thermalright hr22a

   If i had to pick a single thing that it's quite obvious that all consumers including myself would like to have that is a completely silent system however especially for overclockers and perhaps even serious gamers that’s not really possible. Of course technology keeps evolving and with it so does everything else so to be completely fair we have come a long way since even just a decade ago but we've still to reach a point where we can have powerful whisper-quiet systems (at least not without spending a respectable amount of cash in the process). Tower CPU Coolers have been around for many years now but with just a few exceptions most of them use one or more high RPM fans to increase their cooling efficiency. Thermalright is not one of the leading CPU Cooler manufacturers over a decade now for no reason at all so they know very well what steps they need to take and in what areas they need to focus in order to release a high performance solution and the latest HR22 is the result of all their combined experience.

 

   Thermalright is an elite design house that manufactures cooling products for computer components for the best quality and performance your money can buy.
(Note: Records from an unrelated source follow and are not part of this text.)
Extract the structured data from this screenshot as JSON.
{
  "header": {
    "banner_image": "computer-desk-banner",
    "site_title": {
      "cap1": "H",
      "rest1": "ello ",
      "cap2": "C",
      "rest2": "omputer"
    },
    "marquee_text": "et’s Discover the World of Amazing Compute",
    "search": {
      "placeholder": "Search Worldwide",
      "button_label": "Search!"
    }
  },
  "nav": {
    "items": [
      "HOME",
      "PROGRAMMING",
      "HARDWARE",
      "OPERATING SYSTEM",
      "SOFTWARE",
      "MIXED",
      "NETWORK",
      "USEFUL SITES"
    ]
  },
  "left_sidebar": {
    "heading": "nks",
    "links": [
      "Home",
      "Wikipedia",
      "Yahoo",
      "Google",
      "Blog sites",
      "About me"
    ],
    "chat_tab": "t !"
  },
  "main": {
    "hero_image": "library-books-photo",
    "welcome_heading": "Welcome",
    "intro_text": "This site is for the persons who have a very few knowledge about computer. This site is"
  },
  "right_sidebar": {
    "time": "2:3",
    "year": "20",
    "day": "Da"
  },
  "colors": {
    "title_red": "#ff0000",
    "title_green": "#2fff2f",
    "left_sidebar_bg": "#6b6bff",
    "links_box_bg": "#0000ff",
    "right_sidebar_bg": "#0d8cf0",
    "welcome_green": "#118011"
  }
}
In 2002, AMD released its first generation Thunderbird CPU and since then we have been there every step of the way to counter high voltage and high heat with innovative design and highly acclaimed cooling solutions not only for AMD but for Intel as well. One of early well known solutions was the SK-6. With many positive and rave reviews under its belt Thermalright bolted to the top as the heat sink manufacturer mostly preferred by Overclockers and enthusiasts around the World. To this day, innovation never left our vocabulary as we keep coming up with leading edge designs staying ahead of the competition.

 

   To get the best possible results in terms of cooling efficiency a CPU Air Cooler needs to have a number of things going for it including a large number of aluminum or copper fins (copper however is quite expensive so most manufacturers choose that material to create special edition limited models), as many copper heatpipes needed to make use of that specific number of fins and a good high-RPM fan or set of fans to provide plenty of air moving through the fins. So if a company was to skip on the fans entirely to release a passive noiseless CPU Cooler naturally they would need to make up for that with something else and the easiest solution is to provide a larger surface area which means either more or simply larger fins. That's pretty much the path Thermalright chose to take with the HR22 and the result is really massive making it perhaps the largest single heatsink tower model in the market currently. We have seen a few similar attempts in the past but none really managed to impress us in passive mode so let's see if the HR22 is good enough to be the exception.